Muslim servicemen and women will be asked to address school assemblies alongside their Christian colleagues in parts of the country that have seen a significant rise in religious hate crimes.
They are likely to include past and present Muslim soldiers who have served in Afghanistan and Iraq, as well as some who were injured.
The plans, which are at an advanced stage, will be discussed next week at the second meeting of the Government’s taskforce on tackling extremism and radicalisation.
Reports of anti-Muslim attacks and abuse increased eight-fold in the wake of the death of Fusilier Rigby in Woolwich, south-east London. A month later they were still running at 36 per week.
Earlier this month David Cameron visited a mosque in Manchester where a young white Muslim convert described how attitudes to her had changed as a soon as she covered her head with a veil.
She told him of the hostility she felt from people in the street and in shops, which she had never encountered when she was uncovered.
Another woman said she and her friends sometimes “avoided” going into town for fear of abuse over the way they dressed.
Around 650 Muslim soldiers are currently serving across the armed forces, including many in frontline roles.
Sayeeda Warsi, minister for Faith and Communities, is understood to be assessing two proposals to co-ordinate the visits.
One is being led by the Army under the new Civilian Chaplain to the Military, Imam Ali Omar, and another is being proposed by the independent Curzon Institute.
The schemes will be match-funded by the Department of Communities and Local Government.
A senior Government source said that the idea was to dispel myths from far-right organisations such as the EDL and from radical Islamic preachers that being Muslim was somehow incompatible with being a patriotic British citizen.
“This is an opportunity for men and women in uniform today – Muslim and non-Muslim – to go into schools and show that people of all faiths are serving alongside each other in our armed forces,” they said.
“It’s sends a really powerful message post-Woolwich – mainly because it was an attack on soldiers, but also because it condemns the extremist narrative that you can’t be a practising Muslim and a loyal British citizen serving your country in the armed forces.

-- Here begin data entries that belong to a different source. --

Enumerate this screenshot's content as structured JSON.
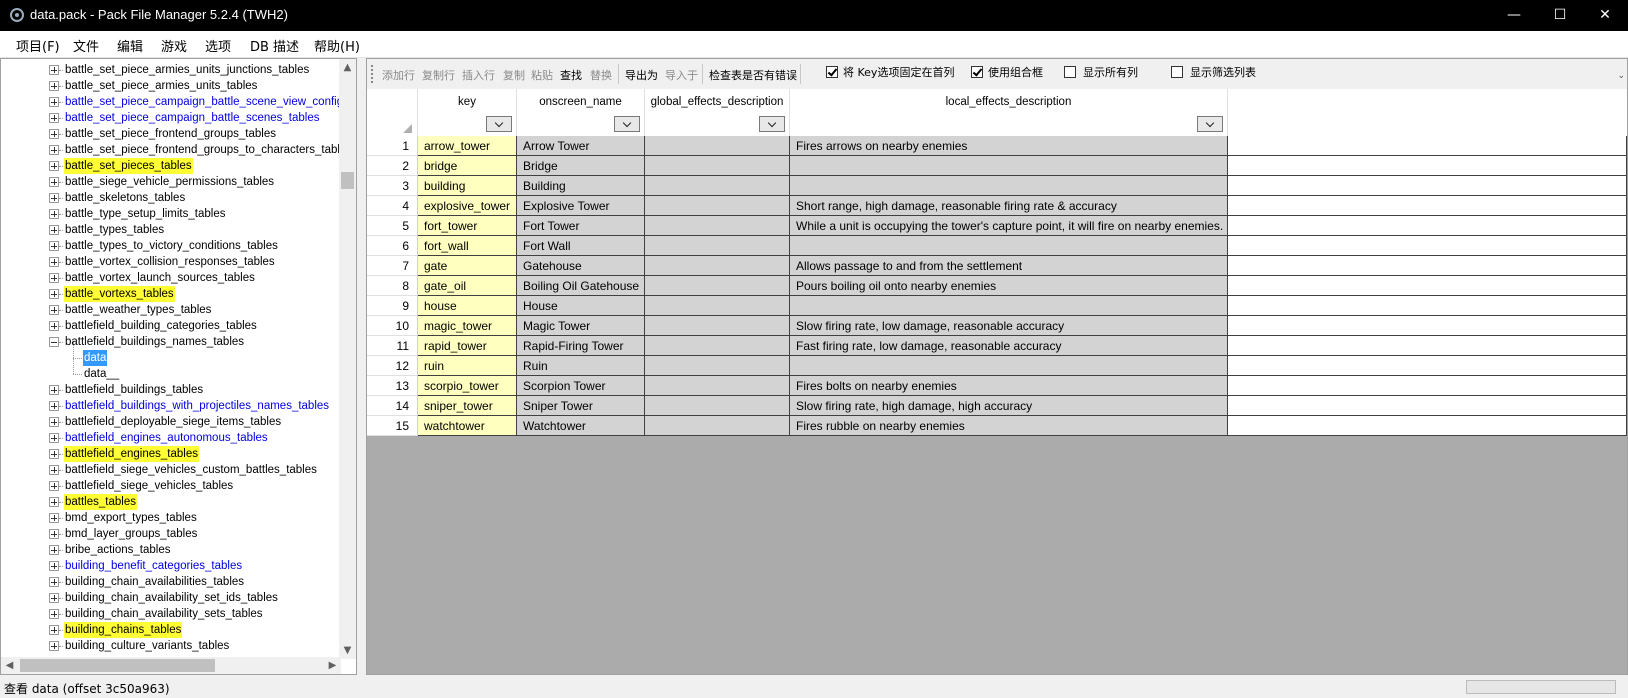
{
  "window": {
    "title": "data.pack - Pack File Manager 5.2.4 (TWH2)",
    "minimize": "—",
    "maximize": "☐",
    "close": "✕"
  },
  "menu": [
    "项目(F)",
    "文件",
    "编辑",
    "游戏",
    "选项",
    "DB 描述",
    "帮助(H)"
  ],
  "tree": {
    "items": [
      {
        "label": "battle_set_piece_armies_units_junctions_tables",
        "style": "normal",
        "expander": "plus"
      },
      {
        "label": "battle_set_piece_armies_units_tables",
        "style": "normal",
        "expander": "plus"
      },
      {
        "label": "battle_set_piece_campaign_battle_scene_view_configura",
        "style": "blue",
        "expander": "plus"
      },
      {
        "label": "battle_set_piece_campaign_battle_scenes_tables",
        "style": "blue",
        "expander": "plus"
      },
      {
        "label": "battle_set_piece_frontend_groups_tables",
        "style": "normal",
        "expander": "plus"
      },
      {
        "label": "battle_set_piece_frontend_groups_to_characters_tables",
        "style": "normal",
        "expander": "plus"
      },
      {
        "label": "battle_set_pieces_tables",
        "style": "highlight",
        "expander": "plus"
      },
      {
        "label": "battle_siege_vehicle_permissions_tables",
        "style": "normal",
        "expander": "plus"
      },
      {
        "label": "battle_skeletons_tables",
        "style": "normal",
        "expander": "plus"
      },
      {
        "label": "battle_type_setup_limits_tables",
        "style": "normal",
        "expander": "plus"
      },
      {
        "label": "battle_types_tables",
        "style": "normal",
        "expander": "plus"
      },
      {
        "label": "battle_types_to_victory_conditions_tables",
        "style": "normal",
        "expander": "plus"
      },
      {
        "label": "battle_vortex_collision_responses_tables",
        "style": "normal",
        "expander": "plus"
      },
      {
        "label": "battle_vortex_launch_sources_tables",
        "style": "normal",
        "expander": "plus"
      },
      {
        "label": "battle_vortexs_tables",
        "style": "highlight",
        "expander": "plus"
      },
      {
        "label": "battle_weather_types_tables",
        "style": "normal",
        "expander": "plus"
      },
      {
        "label": "battlefield_building_categories_tables",
        "style": "normal",
        "expander": "plus"
      },
      {
        "label": "battlefield_buildings_names_tables",
        "style": "normal",
        "expander": "minus"
      },
      {
        "label": "data",
        "style": "selected",
        "expander": "child"
      },
      {
        "label": "data__",
        "style": "normal",
        "expander": "child"
      },
      {
        "label": "battlefield_buildings_tables",
        "style": "normal",
        "expander": "plus"
      },
      {
        "label": "battlefield_buildings_with_projectiles_names_tables",
        "style": "blue",
        "expander": "plus"
      },
      {
        "label": "battlefield_deployable_siege_items_tables",
        "style": "normal",
        "expander": "plus"
      },
      {
        "label": "battlefield_engines_autonomous_tables",
        "style": "blue",
        "expander": "plus"
      },
      {
        "label": "battlefield_engines_tables",
        "style": "highlight",
        "expander": "plus"
      },
      {
        "label": "battlefield_siege_vehicles_custom_battles_tables",
        "style": "normal",
        "expander": "plus"
      },
      {
        "label": "battlefield_siege_vehicles_tables",
        "style": "normal",
        "expander": "plus"
      },
      {
        "label": "battles_tables",
        "style": "highlight",
        "expander": "plus"
      },
      {
        "label": "bmd_export_types_tables",
        "style": "normal",
        "expander": "plus"
      },
      {
        "label": "bmd_layer_groups_tables",
        "style": "normal",
        "expander": "plus"
      },
      {
        "label": "bribe_actions_tables",
        "style": "normal",
        "expander": "plus"
      },
      {
        "label": "building_benefit_categories_tables",
        "style": "blue",
        "expander": "plus"
      },
      {
        "label": "building_chain_availabilities_tables",
        "style": "normal",
        "expander": "plus"
      },
      {
        "label": "building_chain_availability_set_ids_tables",
        "style": "normal",
        "expander": "plus"
      },
      {
        "label": "building_chain_availability_sets_tables",
        "style": "normal",
        "expander": "plus"
      },
      {
        "label": "building_chains_tables",
        "style": "highlight",
        "expander": "plus"
      },
      {
        "label": "building_culture_variants_tables",
        "style": "normal",
        "expander": "plus"
      }
    ]
  },
  "toolbar": {
    "add_row": "添加行",
    "copy_row": "复制行",
    "insert_row": "插入行",
    "copy": "复制",
    "paste": "粘贴",
    "find": "查找",
    "replace": "替换",
    "export": "导出为",
    "import": "导入于",
    "check_errors": "检查表是否有错误",
    "pin_key": "将 Key选项固定在首列",
    "use_combo": "使用组合框",
    "show_all_cols": "显示所有列",
    "show_filter": "显示筛选列表",
    "pin_key_checked": true,
    "use_combo_checked": true,
    "show_all_cols_checked": false,
    "show_filter_checked": false
  },
  "grid": {
    "columns": [
      "key",
      "onscreen_name",
      "global_effects_description",
      "local_effects_description"
    ],
    "rows": [
      {
        "n": "1",
        "key": "arrow_tower",
        "name": "Arrow Tower",
        "global": "",
        "local": "Fires arrows on nearby enemies"
      },
      {
        "n": "2",
        "key": "bridge",
        "name": "Bridge",
        "global": "",
        "local": ""
      },
      {
        "n": "3",
        "key": "building",
        "name": "Building",
        "global": "",
        "local": ""
      },
      {
        "n": "4",
        "key": "explosive_tower",
        "name": "Explosive Tower",
        "global": "",
        "local": "Short range, high damage, reasonable firing rate & accuracy"
      },
      {
        "n": "5",
        "key": "fort_tower",
        "name": "Fort Tower",
        "global": "",
        "local": "While a unit is occupying the tower's capture point, it will fire on nearby enemies."
      },
      {
        "n": "6",
        "key": "fort_wall",
        "name": "Fort Wall",
        "global": "",
        "local": ""
      },
      {
        "n": "7",
        "key": "gate",
        "name": "Gatehouse",
        "global": "",
        "local": "Allows passage to and from the settlement"
      },
      {
        "n": "8",
        "key": "gate_oil",
        "name": "Boiling Oil Gatehouse",
        "global": "",
        "local": "Pours boiling oil onto nearby enemies"
      },
      {
        "n": "9",
        "key": "house",
        "name": "House",
        "global": "",
        "local": ""
      },
      {
        "n": "10",
        "key": "magic_tower",
        "name": "Magic Tower",
        "global": "",
        "local": "Slow firing rate, low damage, reasonable accuracy"
      },
      {
        "n": "11",
        "key": "rapid_tower",
        "name": "Rapid-Firing Tower",
        "global": "",
        "local": "Fast firing rate, low damage, reasonable accuracy"
      },
      {
        "n": "12",
        "key": "ruin",
        "name": "Ruin",
        "global": "",
        "local": ""
      },
      {
        "n": "13",
        "key": "scorpio_tower",
        "name": "Scorpion Tower",
        "global": "",
        "local": "Fires bolts on nearby enemies"
      },
      {
        "n": "14",
        "key": "sniper_tower",
        "name": "Sniper Tower",
        "global": "",
        "local": "Slow firing rate, high damage, high accuracy"
      },
      {
        "n": "15",
        "key": "watchtower",
        "name": "Watchtower",
        "global": "",
        "local": "Fires rubble on nearby enemies"
      }
    ]
  },
  "status": {
    "text": "查看 data (offset 3c50a963)"
  },
  "colors": {
    "key_cell": "#ffffc0",
    "gray_cell": "#d3d3d3",
    "highlight": "#ffff33",
    "link_blue": "#0000e0",
    "selection": "#3399ff"
  }
}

“We have got to defeat the argument that the West is at war with Islam. Everything we do has to challenge that misconception.”
The visits will also be co-ordinated around activities in schools to mark the centenary of the First World War next year in which hundreds of thousands of Muslim soldiers fought and died for Britain.
Educational programmes are expected to concentrate on the contribution of Commonwealth soldiers to the war effort – including the relatives of many children in the UK of Pakistani and Indian origin.
Around 1.2 million soldiers from undivided India fought for the British Empire during the war. About 74,000 of those soldiers died.
Baroness Warsi, whose grandparents fought in the Second World War, recently said that the anniversary was particularly poignant given tensions today.